Input material:

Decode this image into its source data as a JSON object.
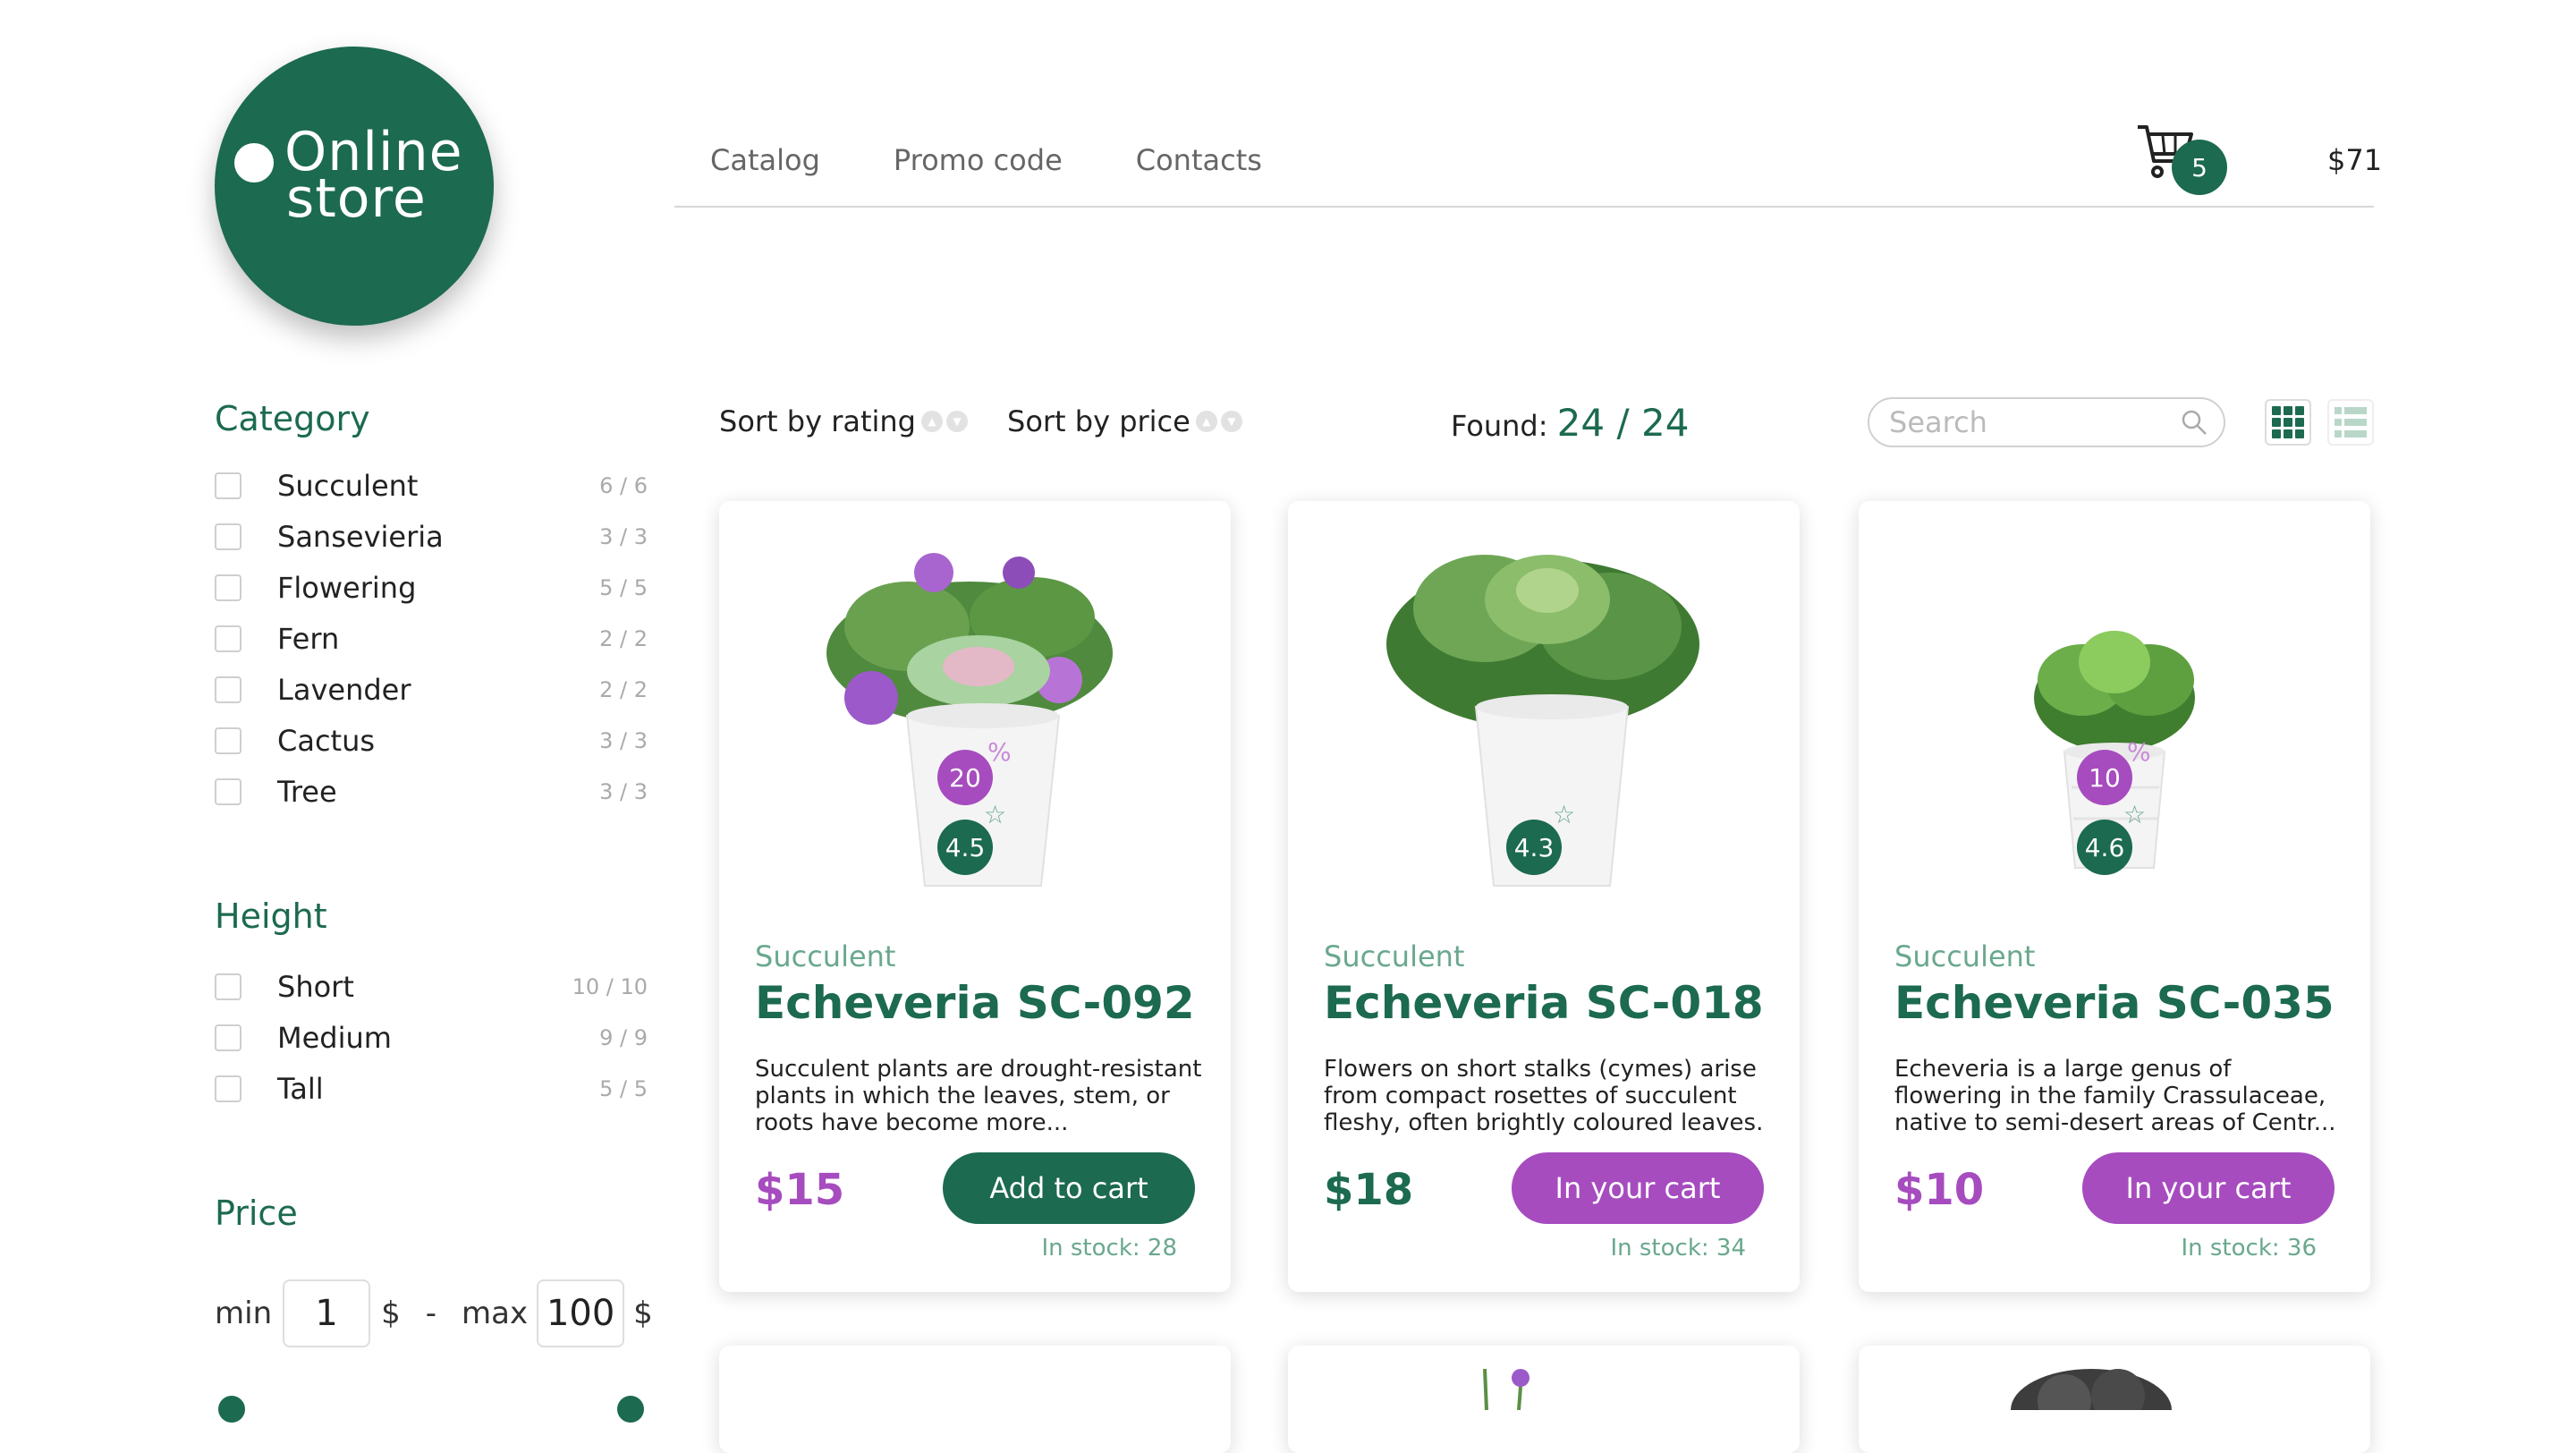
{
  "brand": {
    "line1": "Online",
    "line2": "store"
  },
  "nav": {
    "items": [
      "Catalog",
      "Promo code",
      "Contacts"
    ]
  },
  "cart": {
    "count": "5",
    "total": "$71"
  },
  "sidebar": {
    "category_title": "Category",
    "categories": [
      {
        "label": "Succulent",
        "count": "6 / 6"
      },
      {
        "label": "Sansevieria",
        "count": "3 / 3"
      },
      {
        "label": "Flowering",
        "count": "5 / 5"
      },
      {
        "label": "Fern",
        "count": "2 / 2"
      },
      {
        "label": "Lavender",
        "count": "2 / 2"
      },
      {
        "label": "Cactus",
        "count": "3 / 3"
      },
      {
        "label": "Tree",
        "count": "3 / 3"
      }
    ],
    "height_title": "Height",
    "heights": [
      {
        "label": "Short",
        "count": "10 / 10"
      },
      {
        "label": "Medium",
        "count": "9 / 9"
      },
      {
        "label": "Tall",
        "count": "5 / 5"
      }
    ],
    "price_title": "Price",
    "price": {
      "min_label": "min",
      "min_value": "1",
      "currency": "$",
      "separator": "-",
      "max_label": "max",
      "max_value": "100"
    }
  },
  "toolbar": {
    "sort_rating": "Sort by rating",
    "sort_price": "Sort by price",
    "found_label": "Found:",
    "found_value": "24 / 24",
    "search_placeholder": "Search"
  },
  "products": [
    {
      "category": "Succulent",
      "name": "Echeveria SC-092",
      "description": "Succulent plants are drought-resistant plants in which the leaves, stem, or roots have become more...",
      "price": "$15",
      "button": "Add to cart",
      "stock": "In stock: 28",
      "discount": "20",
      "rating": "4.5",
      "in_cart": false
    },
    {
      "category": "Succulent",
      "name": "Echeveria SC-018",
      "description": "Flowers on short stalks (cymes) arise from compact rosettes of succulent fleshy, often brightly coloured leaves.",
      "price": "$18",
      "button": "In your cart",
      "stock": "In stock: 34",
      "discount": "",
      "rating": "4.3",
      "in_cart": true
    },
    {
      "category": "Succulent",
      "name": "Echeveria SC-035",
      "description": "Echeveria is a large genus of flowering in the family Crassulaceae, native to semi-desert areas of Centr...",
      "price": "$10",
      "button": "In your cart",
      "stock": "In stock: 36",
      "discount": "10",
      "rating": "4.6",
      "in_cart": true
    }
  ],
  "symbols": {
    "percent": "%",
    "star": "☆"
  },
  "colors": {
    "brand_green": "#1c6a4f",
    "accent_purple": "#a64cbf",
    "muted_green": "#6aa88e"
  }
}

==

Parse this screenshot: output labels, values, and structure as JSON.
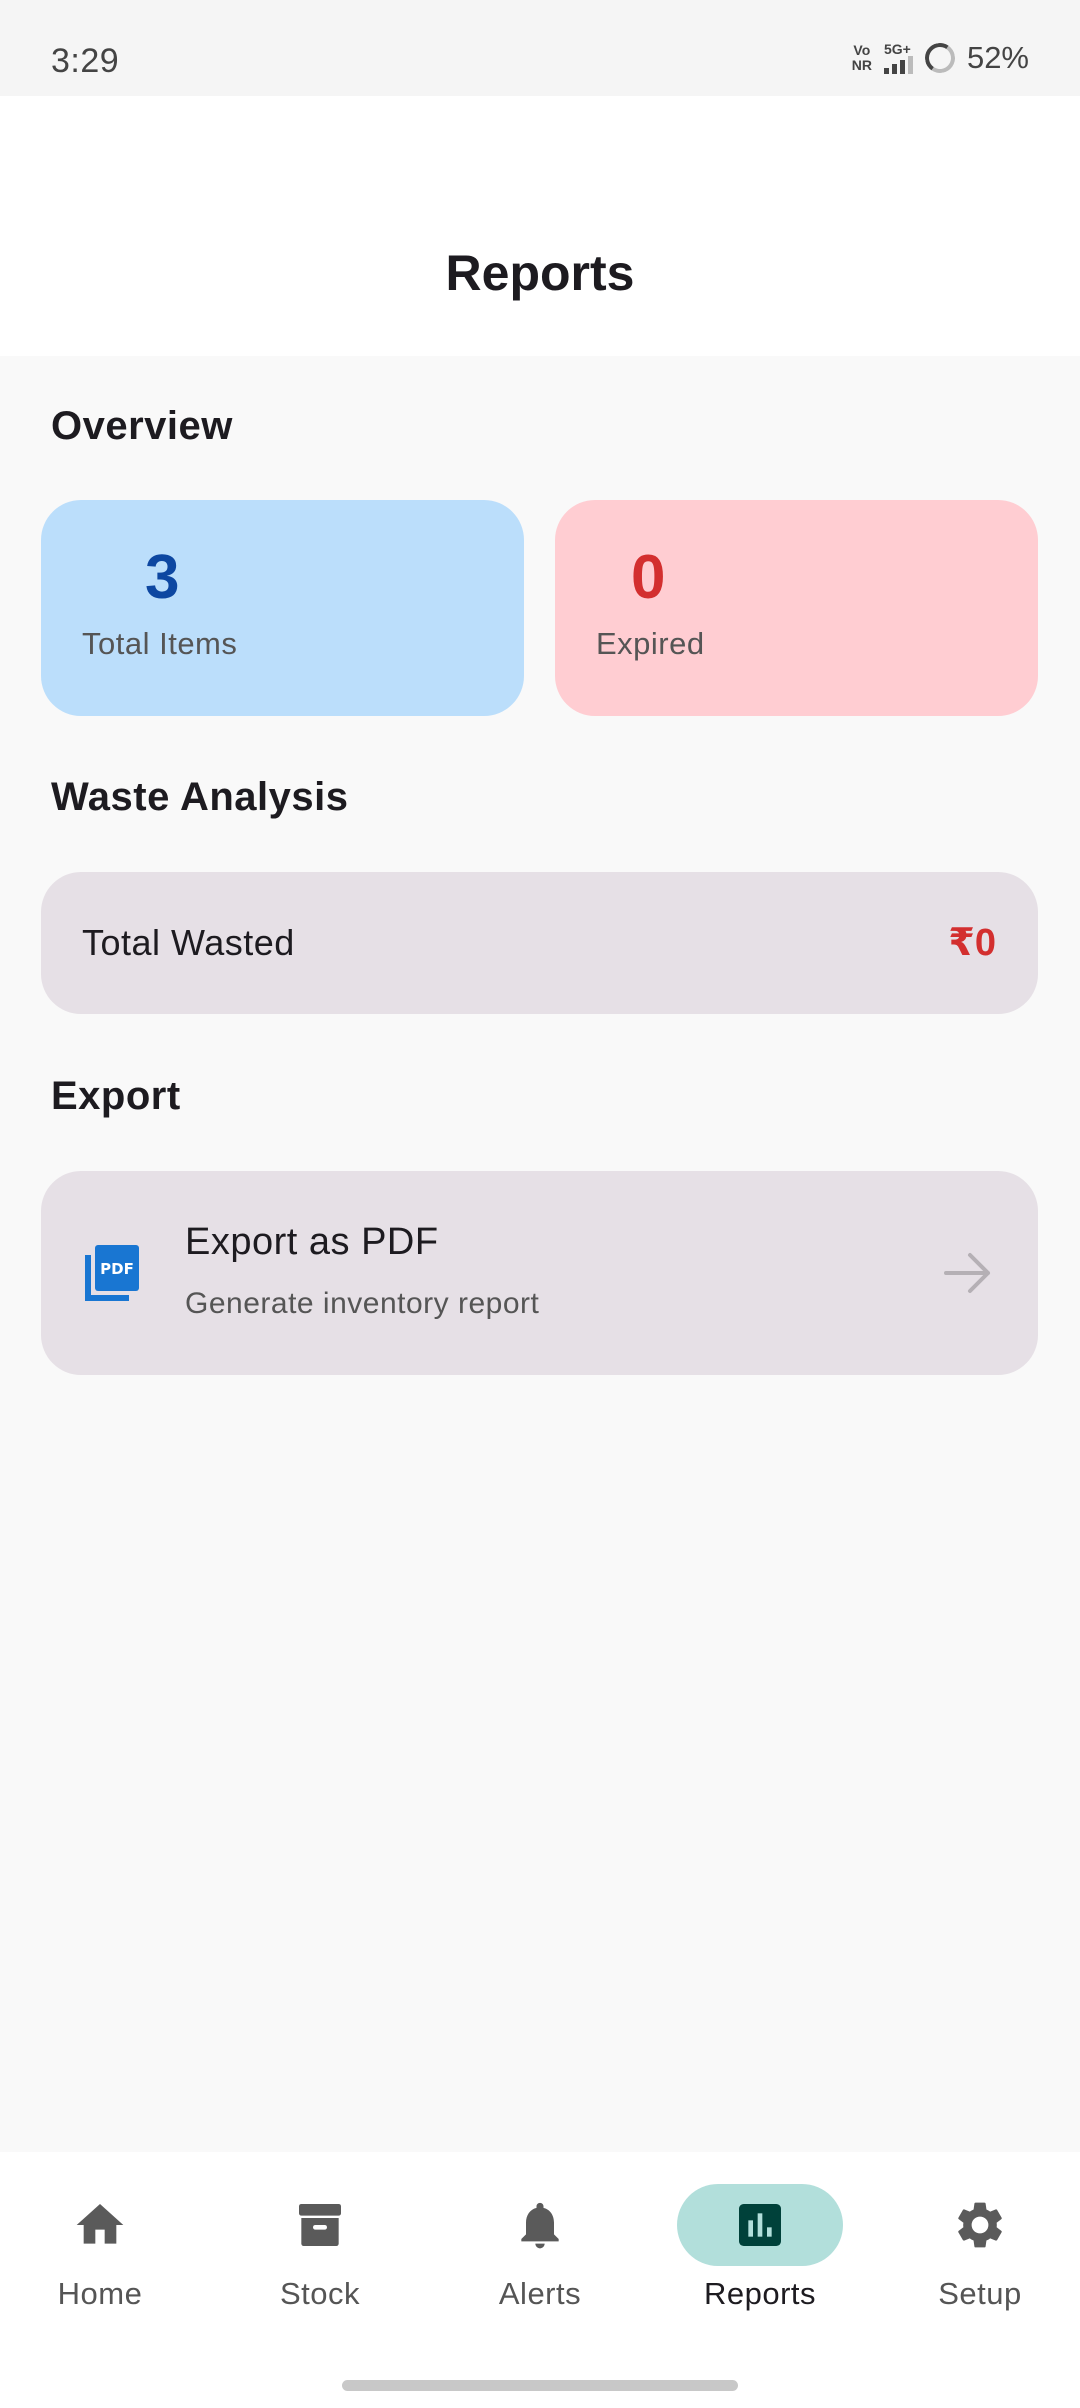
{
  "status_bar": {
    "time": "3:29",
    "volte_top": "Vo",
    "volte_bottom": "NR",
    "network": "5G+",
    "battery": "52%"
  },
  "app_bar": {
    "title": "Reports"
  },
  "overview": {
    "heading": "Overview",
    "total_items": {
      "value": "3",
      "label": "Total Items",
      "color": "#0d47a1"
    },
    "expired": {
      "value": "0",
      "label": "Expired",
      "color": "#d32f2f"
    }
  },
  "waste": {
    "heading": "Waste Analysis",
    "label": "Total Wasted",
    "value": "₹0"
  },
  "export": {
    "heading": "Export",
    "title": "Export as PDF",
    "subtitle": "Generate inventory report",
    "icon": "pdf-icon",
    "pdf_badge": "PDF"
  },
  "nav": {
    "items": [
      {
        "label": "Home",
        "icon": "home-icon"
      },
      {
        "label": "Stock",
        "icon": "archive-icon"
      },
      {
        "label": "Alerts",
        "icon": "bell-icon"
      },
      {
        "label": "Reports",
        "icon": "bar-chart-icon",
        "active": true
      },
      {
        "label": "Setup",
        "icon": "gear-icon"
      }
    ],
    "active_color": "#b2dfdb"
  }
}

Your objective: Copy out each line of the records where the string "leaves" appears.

Solution to this task:
      "description": "Succulent plants are drought-resistant plants in which the leaves, stem, or roots have become more...",
      "description": "Flowers on short stalks (cymes) arise from compact rosettes of succulent fleshy, often brightly coloured leaves.",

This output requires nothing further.